Guwahati, March 31: After foraying into the country’s retail market and getting a toehold abroad, producers of Assam’s arecanut leaf plates are eyeing a share of the global market.
“We plan to net a turnover of Rs 10 crore from the present level of Rs 70 lakh in the next five years and also get into the export market, which will constitute 20 per cent of the plate sales,” Arindam Dasgupta, CEO of Tamul Plates Marketing Private Limited, told The Telegraph.
The Barpeta-based company has already bagged orders from the US and Canada, encouraging it to further tap the export market besides increasing its domestic presence.
Dhriiti, an NGO, started the areca nut leaf plate project in 2005. Subsequently, the villagers of the area who produced disposable plates using the areca nut leaf sheath teamed up with entrepreneurs to found Tamul Plates Marketing Pvt Ltd, which now looks after the marketing and other aspects of the business.

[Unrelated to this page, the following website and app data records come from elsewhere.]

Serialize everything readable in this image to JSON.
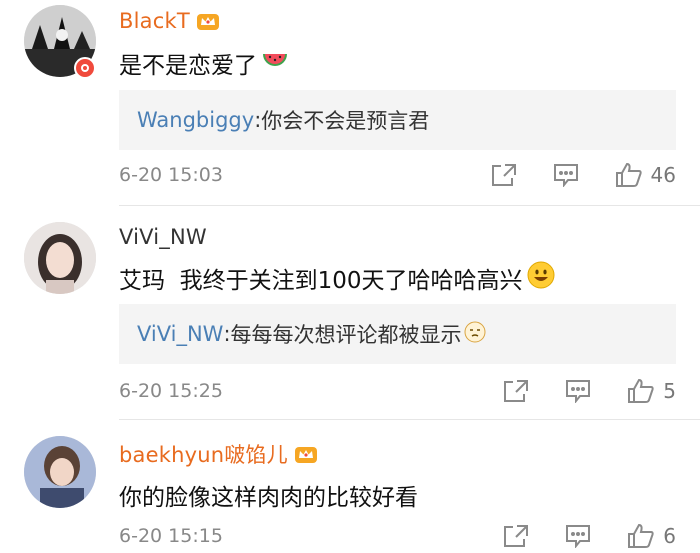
{
  "comments": [
    {
      "username": "BlackT",
      "vip": true,
      "verified": true,
      "text": "是不是恋爱了",
      "emoji": "watermelon-emoji",
      "reply": {
        "name": "Wangbiggy",
        "separator": ": ",
        "text": "你会不会是预言君"
      },
      "time": "6-20 15:03",
      "likes": "46"
    },
    {
      "username": "ViVi_NW",
      "vip": false,
      "verified": false,
      "text": "艾玛  我终于关注到100天了哈哈哈高兴",
      "emoji": "grinning-emoji",
      "reply": {
        "name": "ViVi_NW",
        "separator": ": ",
        "text": "每每每次想评论都被显示"
      },
      "time": "6-20 15:25",
      "likes": "5"
    },
    {
      "username": "baekhyun啵馅儿",
      "vip": true,
      "verified": false,
      "text": "你的脸像这样肉肉的比较好看",
      "time": "6-20 15:15",
      "likes": "6"
    }
  ],
  "colors": {
    "vip_name": "#e86b1f",
    "reply_name": "#4a7fb5",
    "meta_gray": "#888888",
    "reply_bg": "#f4f4f4"
  }
}
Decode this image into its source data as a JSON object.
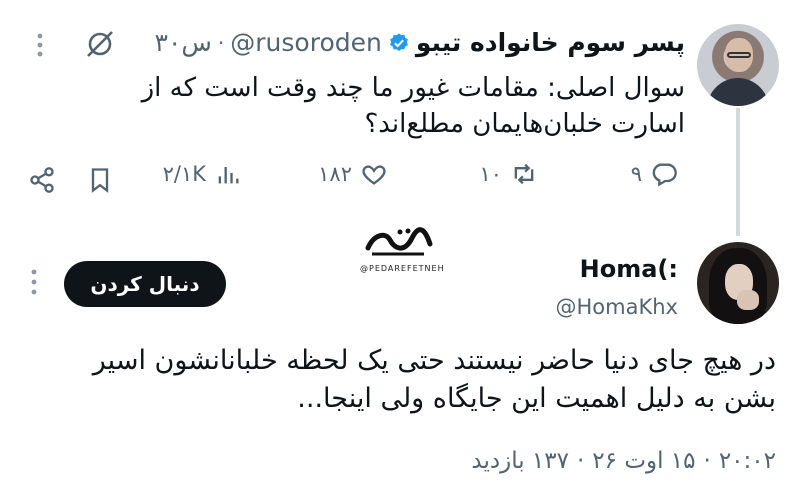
{
  "tweet1": {
    "display_name": "پسر سوم خانواده تیبو",
    "handle": "@rusoroden",
    "time": "۳۰س",
    "text": "سوال اصلی: مقامات غیور ما چند وقت است که از اسارت خلبان‌هایمان مطلع‌اند؟",
    "actions": {
      "replies": "۹",
      "reposts": "۱۰",
      "likes": "۱۸۲",
      "views": "۲/۱K"
    }
  },
  "watermark": {
    "caption": "@PEDAREFETNEH"
  },
  "tweet2": {
    "display_name": "Homa(:",
    "handle": "@HomaKhx",
    "follow_label": "دنبال کردن",
    "text": "در هیچ جای دنیا حاضر نیستند حتی یک لحظه خلبانانشون اسیر بشن به دلیل اهمیت این جایگاه ولی اینجا...",
    "time": "۲۰:۰۲",
    "date": "۱۵ اوت ۲۶",
    "views": "۱۳۷ بازدید"
  },
  "colors": {
    "verified": "#1d9bf0",
    "muted": "#536471",
    "text": "#0f1419",
    "thread_line": "#cfd9de"
  },
  "icons": [
    "more-icon",
    "grok-icon",
    "verified-icon",
    "reply-icon",
    "repost-icon",
    "like-icon",
    "views-icon",
    "bookmark-icon",
    "share-icon"
  ]
}
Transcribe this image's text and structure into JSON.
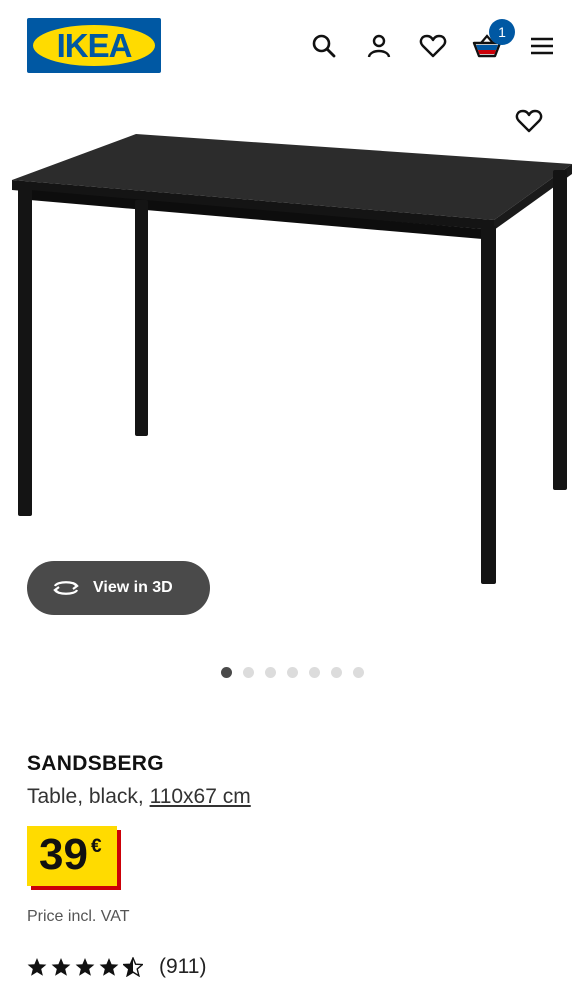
{
  "header": {
    "logo_text": "IKEA",
    "icons": [
      "search-icon",
      "user-icon",
      "heart-icon",
      "basket-icon",
      "menu-icon"
    ],
    "basket_count": "1",
    "brand_blue": "#0058A3",
    "brand_yellow": "#FFDB00"
  },
  "gallery": {
    "view3d_label": "View in 3D",
    "total_images": 7,
    "active_index": 0
  },
  "product": {
    "name": "SANDSBERG",
    "description": "Table, black, ",
    "size_link": "110x67 cm",
    "price": "39",
    "currency": "€",
    "vat_note": "Price incl. VAT",
    "rating_stars": 4.5,
    "review_count": "(911)",
    "price_bg": "#FFDB00",
    "price_shadow": "#CC0008"
  }
}
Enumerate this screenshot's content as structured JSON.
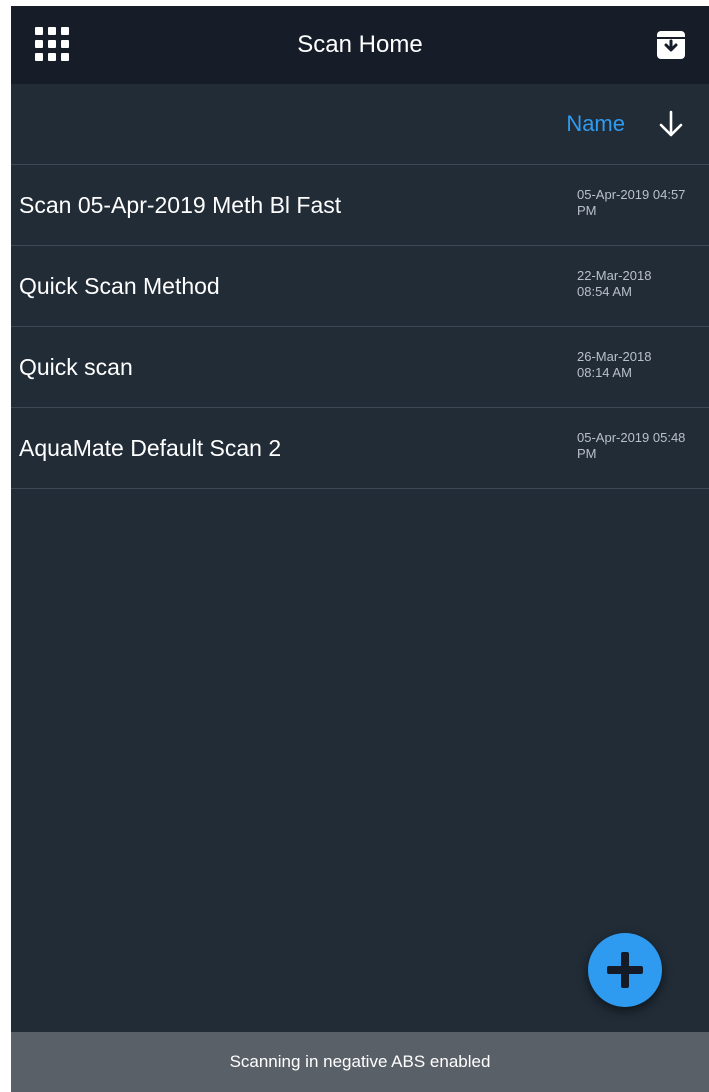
{
  "header": {
    "title": "Scan Home",
    "apps_icon": "grid-apps-icon",
    "archive_icon": "archive-download-icon"
  },
  "sort": {
    "label": "Name",
    "direction_icon": "arrow-down-icon"
  },
  "scans": [
    {
      "name": "Scan 05-Apr-2019 Meth Bl Fast",
      "date": "05-Apr-2019 04:57\nPM"
    },
    {
      "name": "Quick Scan Method",
      "date": "22-Mar-2018\n08:54 AM"
    },
    {
      "name": "Quick scan",
      "date": "26-Mar-2018\n08:14 AM"
    },
    {
      "name": "AquaMate Default Scan 2",
      "date": "05-Apr-2019 05:48\nPM"
    }
  ],
  "fab": {
    "icon": "plus-icon"
  },
  "status": {
    "text": "Scanning in negative ABS enabled"
  },
  "colors": {
    "background": "#212c37",
    "topbar": "#161d29",
    "accent": "#2f9bf0",
    "statusbar": "#5a6068"
  }
}
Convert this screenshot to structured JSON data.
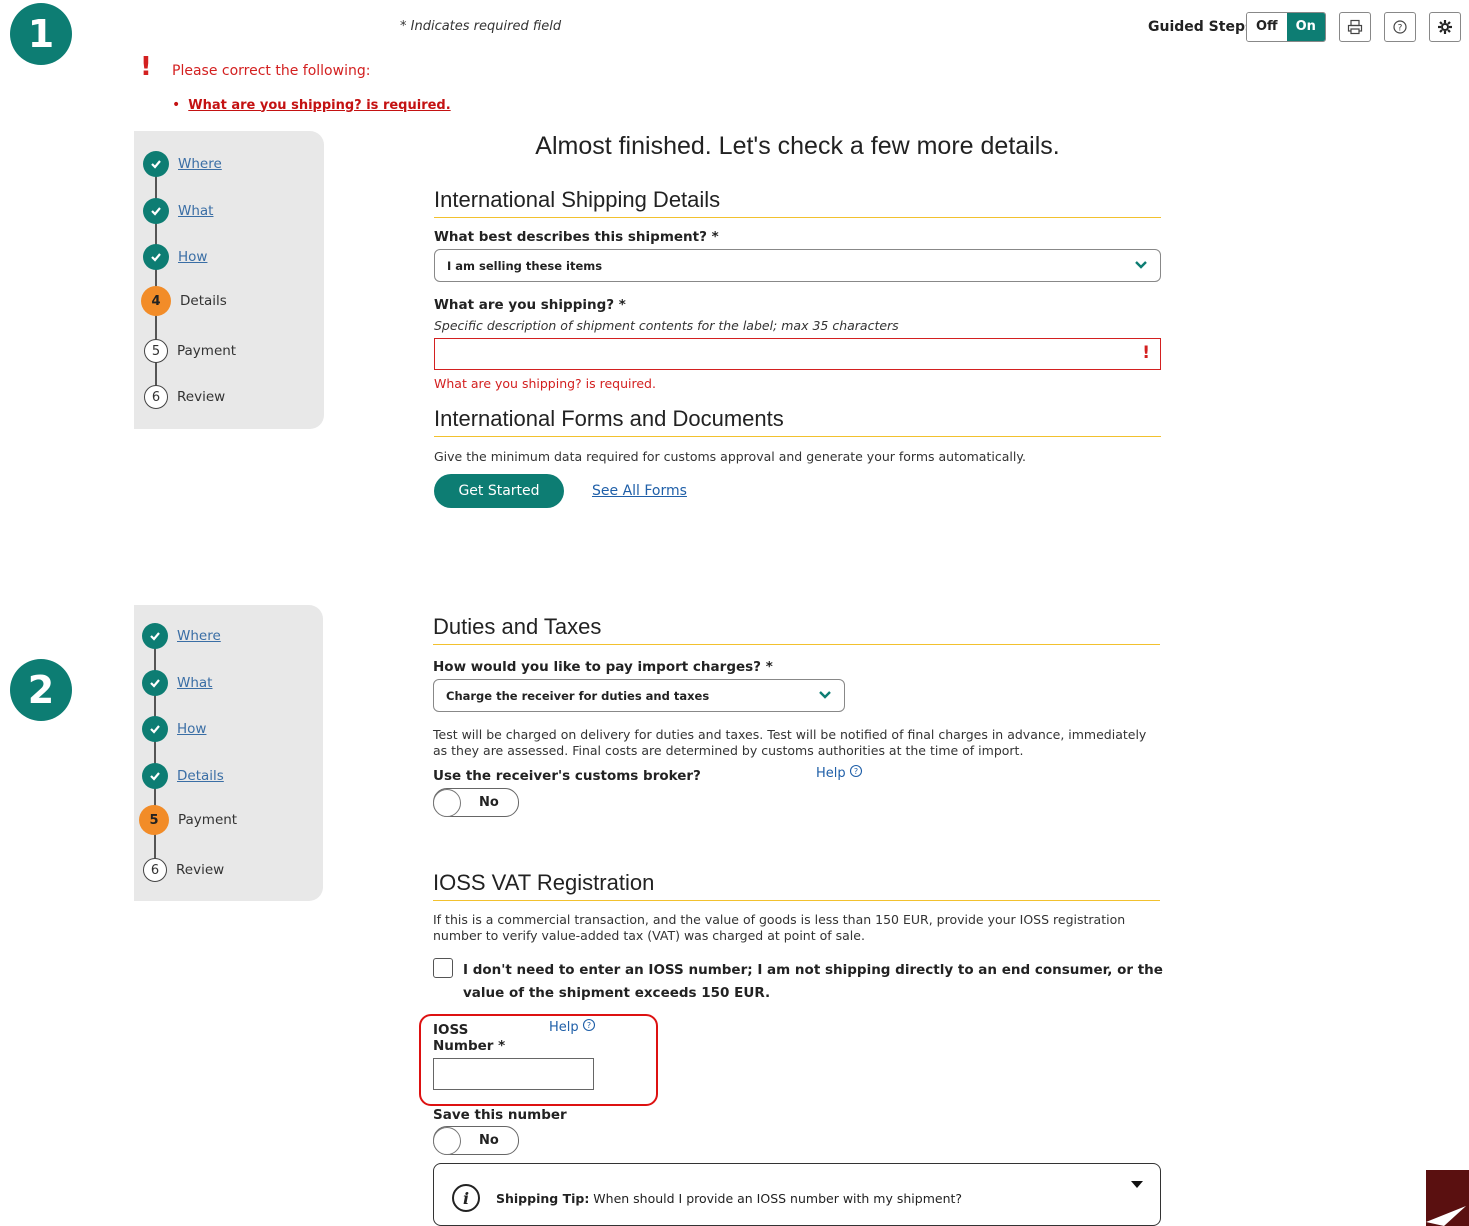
{
  "markers": {
    "one": "1",
    "two": "2"
  },
  "required_note": "* Indicates required field",
  "guided_steps": {
    "label": "Guided Steps",
    "off": "Off",
    "on": "On"
  },
  "toolbar": {
    "print_icon": "print-icon",
    "help_icon": "help-circle-icon",
    "settings_icon": "gear-icon"
  },
  "errors": {
    "icon": "!",
    "title": "Please correct the following:",
    "items": [
      "What are you shipping? is required."
    ]
  },
  "sidebar1": {
    "steps": [
      {
        "num": "✓",
        "label": "Where",
        "state": "done"
      },
      {
        "num": "✓",
        "label": "What",
        "state": "done"
      },
      {
        "num": "✓",
        "label": "How",
        "state": "done"
      },
      {
        "num": "4",
        "label": "Details",
        "state": "current"
      },
      {
        "num": "5",
        "label": "Payment",
        "state": "future"
      },
      {
        "num": "6",
        "label": "Review",
        "state": "future"
      }
    ]
  },
  "sidebar2": {
    "steps": [
      {
        "num": "✓",
        "label": "Where",
        "state": "done"
      },
      {
        "num": "✓",
        "label": "What",
        "state": "done"
      },
      {
        "num": "✓",
        "label": "How",
        "state": "done"
      },
      {
        "num": "✓",
        "label": "Details",
        "state": "done"
      },
      {
        "num": "5",
        "label": "Payment",
        "state": "current"
      },
      {
        "num": "6",
        "label": "Review",
        "state": "future"
      }
    ]
  },
  "main": {
    "headline": "Almost finished. Let's check a few more details.",
    "intl_shipping": {
      "title": "International Shipping Details",
      "describe_label": "What best describes this shipment? *",
      "describe_value": "I am selling these items",
      "shipping_label": "What are you shipping? *",
      "shipping_hint": "Specific description of shipment contents for the label; max 35 characters",
      "shipping_value": "",
      "shipping_error_icon": "!",
      "shipping_error": "What are you shipping? is required."
    },
    "intl_forms": {
      "title": "International Forms and Documents",
      "desc": "Give the minimum data required for customs approval and generate your forms automatically.",
      "get_started": "Get Started",
      "see_all": "See All Forms"
    },
    "duties": {
      "title": "Duties and Taxes",
      "pay_label": "How would you like to pay import charges? *",
      "pay_value": "Charge the receiver for duties and taxes",
      "desc": "Test will be charged on delivery for duties and taxes. Test will be notified of final charges in advance, immediately as they are assessed. Final costs are determined by customs authorities at the time of import.",
      "broker_label": "Use the receiver's customs broker?",
      "help": "Help",
      "broker_toggle": "No"
    },
    "ioss": {
      "title": "IOSS VAT Registration",
      "desc": "If this is a commercial transaction, and the value of goods is less than 150 EUR, provide your IOSS registration number to verify value-added tax (VAT) was charged at point of sale.",
      "checkbox_label": "I don't need to enter an IOSS number; I am not shipping directly to an end consumer, or the value of the shipment exceeds 150 EUR.",
      "number_label_1": "IOSS",
      "number_label_2": "Number *",
      "help": "Help",
      "number_value": "",
      "save_label": "Save this number",
      "save_toggle": "No",
      "tip_bold": "Shipping Tip:",
      "tip_text": " When should I provide an IOSS number with my shipment?"
    }
  },
  "colors": {
    "teal": "#0d7d73",
    "orange": "#f28c28",
    "error": "#d32020",
    "accent_line": "#f2c12e"
  }
}
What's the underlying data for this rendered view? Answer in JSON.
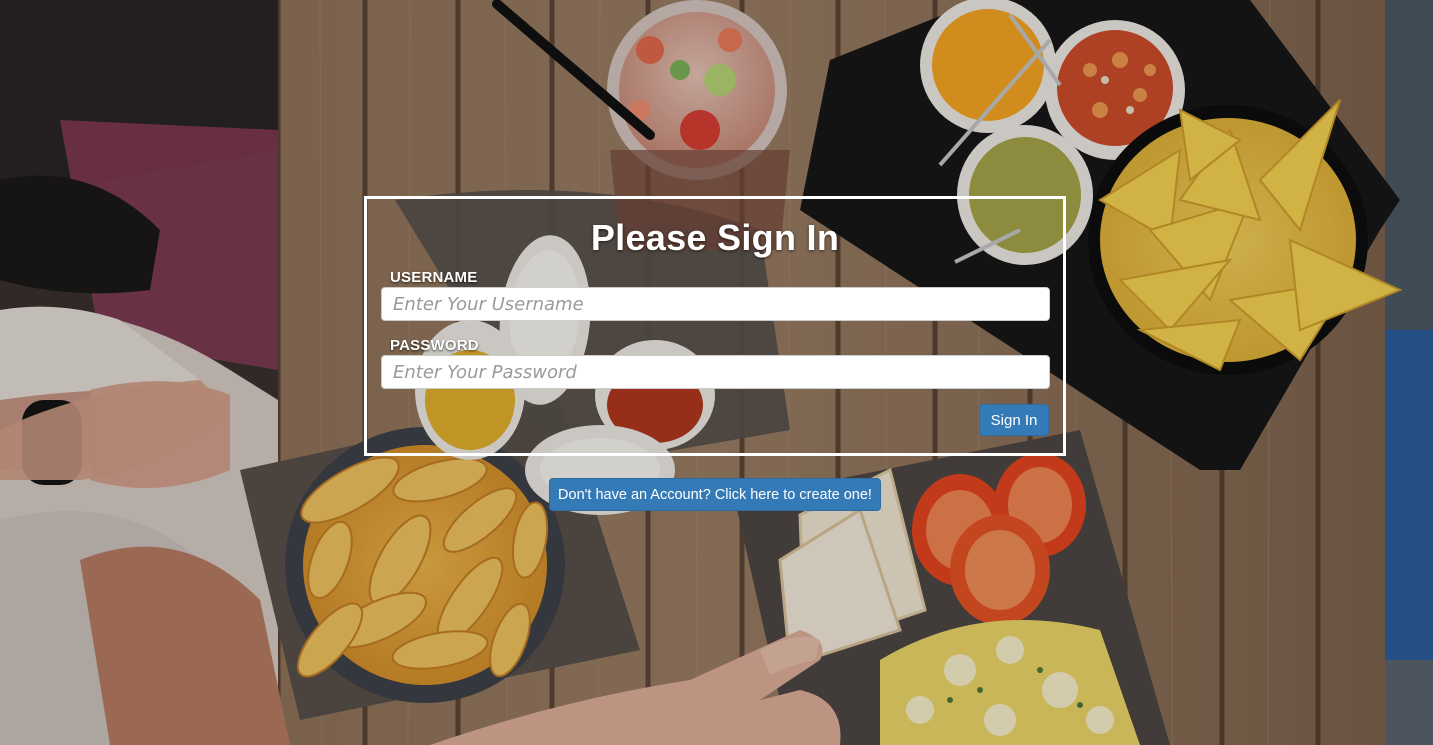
{
  "form": {
    "title": "Please Sign In",
    "username_label": "USERNAME",
    "username_placeholder": "Enter Your Username",
    "password_label": "PASSWORD",
    "password_placeholder": "Enter Your Password",
    "signin_label": "Sign In"
  },
  "create_account": {
    "label": "Don't have an Account? Click here to create one!"
  },
  "colors": {
    "primary_button": "#337ab7",
    "panel_border": "#ffffff"
  }
}
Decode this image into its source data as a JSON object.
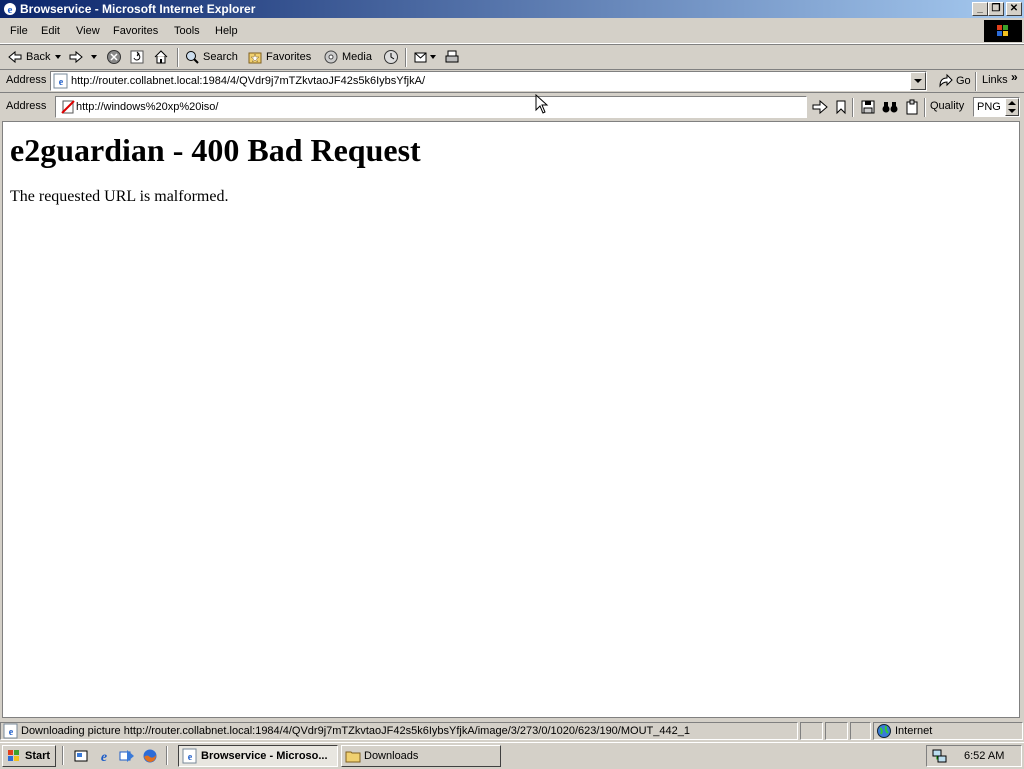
{
  "window": {
    "title": "Browservice - Microsoft Internet Explorer",
    "icon": "ie-icon",
    "buttons": [
      "minimize",
      "restore",
      "close"
    ]
  },
  "menubar": {
    "items": [
      {
        "label": "File"
      },
      {
        "label": "Edit"
      },
      {
        "label": "View"
      },
      {
        "label": "Favorites"
      },
      {
        "label": "Tools"
      },
      {
        "label": "Help"
      }
    ]
  },
  "toolbar": {
    "back_label": "Back",
    "search_label": "Search",
    "favorites_label": "Favorites",
    "media_label": "Media"
  },
  "addressbar": {
    "label": "Address",
    "url": "http://router.collabnet.local:1984/4/QVdr9j7mTZkvtaoJF42s5k6IybsYfjkA/",
    "go_label": "Go",
    "links_label": "Links"
  },
  "browservice_bar": {
    "label": "Address",
    "url": "http://windows%20xp%20iso/",
    "quality_label": "Quality",
    "quality_value": "PNG"
  },
  "page": {
    "heading": "e2guardian - 400 Bad Request",
    "message": "The requested URL is malformed."
  },
  "statusbar": {
    "text": "Downloading picture http://router.collabnet.local:1984/4/QVdr9j7mTZkvtaoJF42s5k6IybsYfjkA/image/3/273/0/1020/623/190/MOUT_442_1",
    "zone": "Internet"
  },
  "taskbar": {
    "start_label": "Start",
    "tasks": [
      {
        "label": "Browservice - Microso...",
        "active": true
      },
      {
        "label": "Downloads",
        "active": false
      }
    ],
    "clock": "6:52 AM"
  }
}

The company provides 100 per cent buyback guarantee to the plate producers and purchases their products on a weekly basis. Payments are made immediately based on a price set jointly by the two sides. “The company has a very stringent quality control process where each and every product procured is checked and graded according to quality. It absorbs the market shocks and lets the producer concentrate on the production aspects,” Dasgupta said.
He said demand was huge for the plates and there was an urgent need to increase production. “We sold 25 lakh pieces in 2012-13.”
The company has 10 wholesalers — one each in Guwahati, Tura and Dimapur, two in Delhi, two in Punjab, one in Patna, one in Mumbai and one in Calcutta. The retail chain, Spencers, is also selling the company’s plates in some of its stores, while plans are afoot to make it available in more retail stores across the country.
Its main competitors are producers based in Kerala, Karnataka and Tamil Nadu.
“There is also a suppy shortfall of bio-degradable disposables in the food service industry. It is estimated that eco-friendly biodegradable material manufacturers will occupy close to 10 per cent of the $32-billion disposables’ market in the food service sector. We would like to tap the huge natural resource potential available in this region and promote an eco-friendly product to provide employment to rural youth of this region,” Dasgupta said.
While admitting that their pricing was much higher than plastic or styrofoam products, being almost double in some cases, he said, “We are not catering to that market. Our target is the high-end market and to provide quality products to the customers. Our pricing is even higher than our southern competitors as we pay a fair trade price to the producers and raw material collectors. The procurement prices have increased by more than 200 per cent over the last five years.
“We do not have any fear of declining areca nut cultivation. At present, we are not even tapping 10 per cent of the available plantations in Assam. So we have lot of ground to cover,” Dasgupta added.